He found that there were varying degrees of zinc and calcium depletion, as well as phosphate issues, which were causing anaerobic soil conditions. They set the balance right by adding nutrients directly back into the soil, such as volcanic rock and sea solids, to create conditions that were no longer conducive to the problematic weed. It naturally died off and, a year later, the nutsedge had been replaced by an endemic species of fynbos, thereby returning the vineyard to a more natural eco-system.
Let’s dig a bit deeper. This natural science around balancing soil shuns synthetic chemical fertilisers in favour of nine core ‘preparations’, which ‘feed and nurture the soil through the year’. “It’s a science of not using chemicals but rather about understanding the why and how of what we do.”
It does get a little more esoteric. Before being added to the soil these preparations are stirred into a vortex ‘to create alignment and rhythm, and then reversed to create energy and chaos’. This hour-long process is called ‘dynamising’.

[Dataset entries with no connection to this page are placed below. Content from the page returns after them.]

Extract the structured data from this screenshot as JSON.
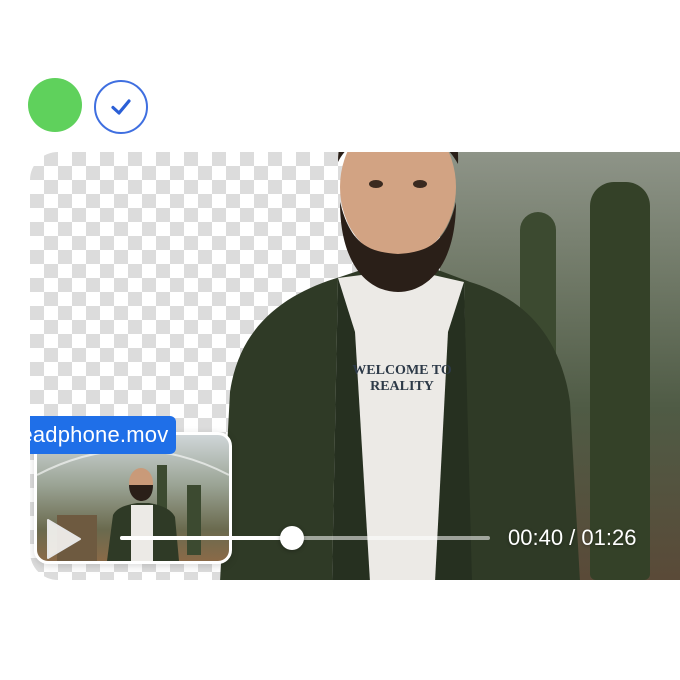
{
  "status": {
    "green_dot": "online-indicator",
    "check_icon": "check-icon"
  },
  "preview": {
    "filename": "headphone.mov"
  },
  "shirt_text": {
    "line1": "WELCOME TO",
    "line2": "REALITY"
  },
  "player": {
    "current_time": "00:40 / 01:26",
    "progress_fraction": 0.465,
    "play_icon": "play-icon"
  },
  "colors": {
    "accent": "#1f6fe8",
    "green": "#5fd15c",
    "check_border": "#3f6fe0"
  }
}
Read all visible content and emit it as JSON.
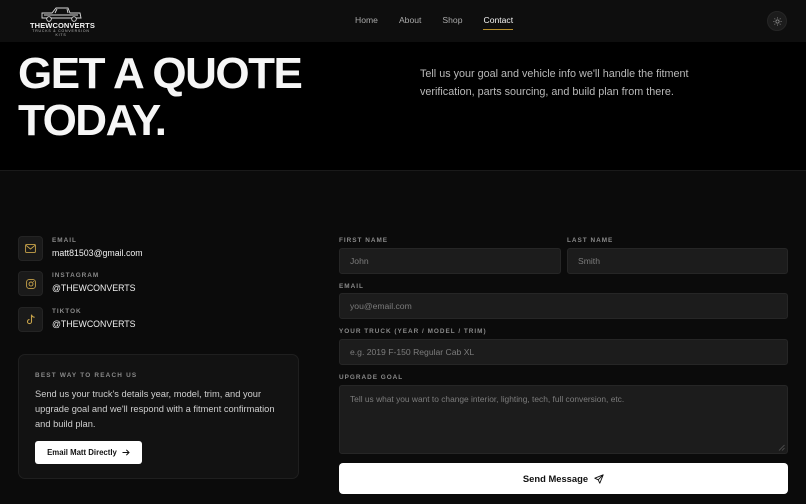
{
  "brand": {
    "name": "THEWCONVERTS",
    "tagline": "TRUCKS & CONVERSION KITS"
  },
  "nav": {
    "items": [
      "Home",
      "About",
      "Shop",
      "Contact"
    ],
    "active": "Contact"
  },
  "hero": {
    "title_line1": "GET A QUOTE",
    "title_line2": "TODAY.",
    "description": "Tell us your goal and vehicle info we'll handle the fitment verification, parts sourcing, and build plan from there."
  },
  "contacts": [
    {
      "label": "EMAIL",
      "value": "matt81503@gmail.com",
      "icon": "mail-icon"
    },
    {
      "label": "INSTAGRAM",
      "value": "@THEWCONVERTS",
      "icon": "instagram-icon"
    },
    {
      "label": "TIKTOK",
      "value": "@THEWCONVERTS",
      "icon": "tiktok-icon"
    }
  ],
  "reach": {
    "title": "BEST WAY TO REACH US",
    "text": "Send us your truck's details year, model, trim, and your upgrade goal and we'll respond with a fitment confirmation and build plan.",
    "button": "Email Matt Directly"
  },
  "form": {
    "first_name": {
      "label": "FIRST NAME",
      "placeholder": "John"
    },
    "last_name": {
      "label": "LAST NAME",
      "placeholder": "Smith"
    },
    "email": {
      "label": "EMAIL",
      "placeholder": "you@email.com"
    },
    "truck": {
      "label": "YOUR TRUCK (YEAR / MODEL / TRIM)",
      "placeholder": "e.g. 2019 F-150 Regular Cab XL"
    },
    "goal": {
      "label": "UPGRADE GOAL",
      "placeholder": "Tell us what you want to change   interior, lighting, tech, full conversion, etc."
    },
    "submit": "Send Message"
  },
  "colors": {
    "accent": "#b7902f",
    "background": "#0b0b0b",
    "hero_background": "#000000"
  }
}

Grieve is adamant they don’t farm this way to jump on an eco bandwagon but simply: “We do it to create wines that are truly expressive, wines that are truly Avondale.”
There is a lot more to biodynamic farming. Avondale is after all the farm where the ducks runneth over (a flock of white Pekin ducks keep the snails at bay) but, when talking about viticulture, soil health is surely ground zero.
Can you get more ‘terroir specific’ than by keeping soils healthy and naturally in balance? When thought about like this, biodynamic farming starts to make a whole lot of sense, whether illuminated by the light of the moon, or not.
– Malu Lambert